- Keeping sponsors and advertisers happy. This is another point from Chris Marshall. Again, this is a valid point. However, without the readers, the sponsors and advertisers wouldn’t be on a site to begin with. A comparison would be corporations who serve the stockholders rather than the consumers. Does the site have the best interest of the readers in mind, or the advertisers?
- Some readers like partial feeds. A solution to this would be to offer both a partial and a full feed. But why? Most feed readers already show (or are capable of showing) a short excerpt.
Here are some reasons to include a full feed rather than a partial feed.
- Full feeds provide a convenience for those that read feeds. Readers like me won’t give a site that offers partial feeds the time of day. There was some rather lively discussion on Paul Stamatiou’s post regarding full or partial feeds. Some commenters shared the same view that I have: partial feeds are evil.
- Full feeds help readers “discover” you. As stated earlier, I add blogs to my reader in order to skim the content so see if I might have a long-term interest. Another point — made by Robert Scoble — states that journalists add tons of feeds to a feed reader in order to quickly consume a site’s content and possibly link to it. Just as journalists go through feeds, some bloggers out there go through thousands of feeds a month to find link-worthy posts. Imagine going through that many feeds a month and having to take an extra (and unnecessary) step in order to access the full content. Can you imagine the loss in productivity?
- Feeds will catch on. It’s only a matter of time, but feeds will catch on (probably later than sooner unfortunately). What do you think will happen if all mobile devices suddenly relied on feed readers to supply web content rather than web browsers? It’s difficult to predict the future, but I predict that feeds may someday rival web browsers in content delivery.
- Full feeds can cause feed income to rise. Both ProBlogger and Digital Inspiration wrote about their experiences with full feeds and income. Both ProBlogger and Digital Inspiration noticed a jump in feed income after switching to full feeds.
- Feeds are available even when the site is not. Digital Inspiration and ProBlogger brought up this point as well. If a feed is externally hosted (such as with FeedBurner), or downloaded to a desktop-based application, then a reader can view the site’s content even if the site is offline. If a partial feed is being served, then the reader will be left hanging out to dry.
Feeds are the future. Feeds are wonderful since they are the content of the site, but without all the nasty code to go with it. Feeds are flexible, and portable. However, a feed is only as good as the content it serves.

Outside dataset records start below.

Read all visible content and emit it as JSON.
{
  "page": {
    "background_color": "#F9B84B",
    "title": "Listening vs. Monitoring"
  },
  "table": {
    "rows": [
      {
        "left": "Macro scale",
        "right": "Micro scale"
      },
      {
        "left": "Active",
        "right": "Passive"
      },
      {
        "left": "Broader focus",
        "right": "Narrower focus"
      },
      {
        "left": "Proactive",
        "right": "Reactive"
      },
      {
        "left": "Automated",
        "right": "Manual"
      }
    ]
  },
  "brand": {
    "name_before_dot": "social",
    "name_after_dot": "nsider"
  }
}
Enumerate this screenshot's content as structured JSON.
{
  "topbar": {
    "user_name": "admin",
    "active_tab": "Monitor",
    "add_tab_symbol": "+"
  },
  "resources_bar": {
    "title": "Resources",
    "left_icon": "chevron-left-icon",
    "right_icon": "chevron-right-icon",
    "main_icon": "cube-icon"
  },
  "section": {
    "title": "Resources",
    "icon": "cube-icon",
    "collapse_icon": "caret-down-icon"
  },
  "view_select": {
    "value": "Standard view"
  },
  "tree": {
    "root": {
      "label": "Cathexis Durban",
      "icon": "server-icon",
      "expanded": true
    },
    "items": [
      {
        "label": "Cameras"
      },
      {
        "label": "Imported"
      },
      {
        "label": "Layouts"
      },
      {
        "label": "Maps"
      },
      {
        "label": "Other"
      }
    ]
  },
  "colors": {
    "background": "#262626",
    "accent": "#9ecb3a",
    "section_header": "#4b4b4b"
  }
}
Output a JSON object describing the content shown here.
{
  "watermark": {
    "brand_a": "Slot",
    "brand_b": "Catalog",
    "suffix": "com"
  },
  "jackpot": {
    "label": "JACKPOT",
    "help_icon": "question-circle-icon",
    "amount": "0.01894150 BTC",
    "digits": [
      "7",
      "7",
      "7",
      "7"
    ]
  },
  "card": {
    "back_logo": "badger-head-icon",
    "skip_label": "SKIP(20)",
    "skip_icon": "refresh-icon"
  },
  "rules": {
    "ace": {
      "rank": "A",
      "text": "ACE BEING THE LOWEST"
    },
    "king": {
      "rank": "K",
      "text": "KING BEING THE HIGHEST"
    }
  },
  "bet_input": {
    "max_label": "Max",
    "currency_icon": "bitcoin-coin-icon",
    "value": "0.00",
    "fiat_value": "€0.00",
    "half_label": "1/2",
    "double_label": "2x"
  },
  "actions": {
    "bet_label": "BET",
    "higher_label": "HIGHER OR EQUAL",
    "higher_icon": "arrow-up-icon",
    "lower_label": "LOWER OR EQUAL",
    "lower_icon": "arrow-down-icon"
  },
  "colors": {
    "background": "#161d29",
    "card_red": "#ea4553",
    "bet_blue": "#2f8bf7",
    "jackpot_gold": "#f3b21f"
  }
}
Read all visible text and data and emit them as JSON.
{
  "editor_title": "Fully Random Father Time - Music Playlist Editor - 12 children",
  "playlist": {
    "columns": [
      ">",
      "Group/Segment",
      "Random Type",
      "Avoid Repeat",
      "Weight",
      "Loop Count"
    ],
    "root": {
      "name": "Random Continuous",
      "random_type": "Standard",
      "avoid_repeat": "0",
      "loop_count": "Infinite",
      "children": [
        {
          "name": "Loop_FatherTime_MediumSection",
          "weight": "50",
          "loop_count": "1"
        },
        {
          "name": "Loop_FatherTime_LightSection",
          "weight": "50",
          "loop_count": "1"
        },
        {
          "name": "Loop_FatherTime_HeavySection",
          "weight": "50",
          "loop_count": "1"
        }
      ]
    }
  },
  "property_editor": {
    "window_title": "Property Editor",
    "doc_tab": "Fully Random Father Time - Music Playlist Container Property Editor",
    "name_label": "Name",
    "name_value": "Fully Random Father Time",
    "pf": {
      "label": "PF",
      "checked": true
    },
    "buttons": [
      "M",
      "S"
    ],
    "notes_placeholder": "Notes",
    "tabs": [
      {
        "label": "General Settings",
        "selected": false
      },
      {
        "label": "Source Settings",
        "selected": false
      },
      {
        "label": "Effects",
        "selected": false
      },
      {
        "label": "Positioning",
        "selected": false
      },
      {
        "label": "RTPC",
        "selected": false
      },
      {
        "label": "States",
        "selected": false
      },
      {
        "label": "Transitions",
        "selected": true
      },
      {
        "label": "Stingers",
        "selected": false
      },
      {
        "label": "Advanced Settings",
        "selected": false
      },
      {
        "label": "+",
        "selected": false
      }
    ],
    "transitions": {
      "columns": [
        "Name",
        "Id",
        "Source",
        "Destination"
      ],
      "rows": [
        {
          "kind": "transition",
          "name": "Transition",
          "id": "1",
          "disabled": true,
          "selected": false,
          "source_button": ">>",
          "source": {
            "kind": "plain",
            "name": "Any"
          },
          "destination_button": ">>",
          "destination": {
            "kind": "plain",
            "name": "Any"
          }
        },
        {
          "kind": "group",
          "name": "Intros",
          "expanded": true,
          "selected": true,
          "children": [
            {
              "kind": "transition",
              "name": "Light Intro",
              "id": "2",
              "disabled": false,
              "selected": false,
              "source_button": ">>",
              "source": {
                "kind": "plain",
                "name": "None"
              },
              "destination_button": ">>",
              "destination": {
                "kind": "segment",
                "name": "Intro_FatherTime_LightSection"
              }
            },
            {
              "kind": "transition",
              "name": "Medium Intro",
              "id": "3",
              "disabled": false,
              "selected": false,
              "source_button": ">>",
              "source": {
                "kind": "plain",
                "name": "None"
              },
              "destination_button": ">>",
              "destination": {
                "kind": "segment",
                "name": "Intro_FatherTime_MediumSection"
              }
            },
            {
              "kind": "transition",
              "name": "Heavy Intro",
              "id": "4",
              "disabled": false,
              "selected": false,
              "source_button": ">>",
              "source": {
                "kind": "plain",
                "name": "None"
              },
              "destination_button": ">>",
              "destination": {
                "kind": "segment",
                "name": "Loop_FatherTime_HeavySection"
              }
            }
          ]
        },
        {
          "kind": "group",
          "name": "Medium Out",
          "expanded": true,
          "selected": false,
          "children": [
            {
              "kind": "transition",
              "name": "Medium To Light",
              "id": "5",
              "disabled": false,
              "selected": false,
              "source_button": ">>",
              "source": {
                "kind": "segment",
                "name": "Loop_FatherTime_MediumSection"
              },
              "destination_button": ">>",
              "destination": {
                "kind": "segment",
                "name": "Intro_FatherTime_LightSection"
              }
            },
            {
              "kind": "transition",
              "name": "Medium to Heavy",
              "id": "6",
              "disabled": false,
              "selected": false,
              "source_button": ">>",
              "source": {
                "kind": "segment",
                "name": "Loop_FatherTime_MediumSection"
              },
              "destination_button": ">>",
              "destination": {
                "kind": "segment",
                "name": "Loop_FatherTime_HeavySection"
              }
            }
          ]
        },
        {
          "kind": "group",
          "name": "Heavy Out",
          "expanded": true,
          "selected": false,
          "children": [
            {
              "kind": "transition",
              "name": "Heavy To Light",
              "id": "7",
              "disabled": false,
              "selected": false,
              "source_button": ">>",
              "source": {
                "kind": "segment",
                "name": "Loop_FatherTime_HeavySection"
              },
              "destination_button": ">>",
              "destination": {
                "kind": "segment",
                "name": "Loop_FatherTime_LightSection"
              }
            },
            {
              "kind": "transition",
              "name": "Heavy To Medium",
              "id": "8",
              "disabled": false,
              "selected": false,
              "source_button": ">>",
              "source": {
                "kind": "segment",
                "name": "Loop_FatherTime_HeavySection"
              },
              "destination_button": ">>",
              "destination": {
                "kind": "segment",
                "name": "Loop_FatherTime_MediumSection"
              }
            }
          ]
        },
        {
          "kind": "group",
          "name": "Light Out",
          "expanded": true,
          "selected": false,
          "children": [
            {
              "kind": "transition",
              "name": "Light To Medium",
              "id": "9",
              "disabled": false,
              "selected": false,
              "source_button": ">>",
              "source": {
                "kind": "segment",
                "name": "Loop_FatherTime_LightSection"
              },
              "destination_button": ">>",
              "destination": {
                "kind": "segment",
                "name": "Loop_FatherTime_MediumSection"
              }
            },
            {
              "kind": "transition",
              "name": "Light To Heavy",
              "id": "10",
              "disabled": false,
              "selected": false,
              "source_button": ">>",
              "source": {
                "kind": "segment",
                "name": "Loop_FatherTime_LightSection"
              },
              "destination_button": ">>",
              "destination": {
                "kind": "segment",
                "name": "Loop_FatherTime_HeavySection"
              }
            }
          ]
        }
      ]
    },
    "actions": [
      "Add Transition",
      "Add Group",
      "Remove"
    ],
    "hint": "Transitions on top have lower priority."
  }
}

This is my plea: for the sanity of myself (if you even care) and for others who share my frustrations, please, please use full content for your web feeds.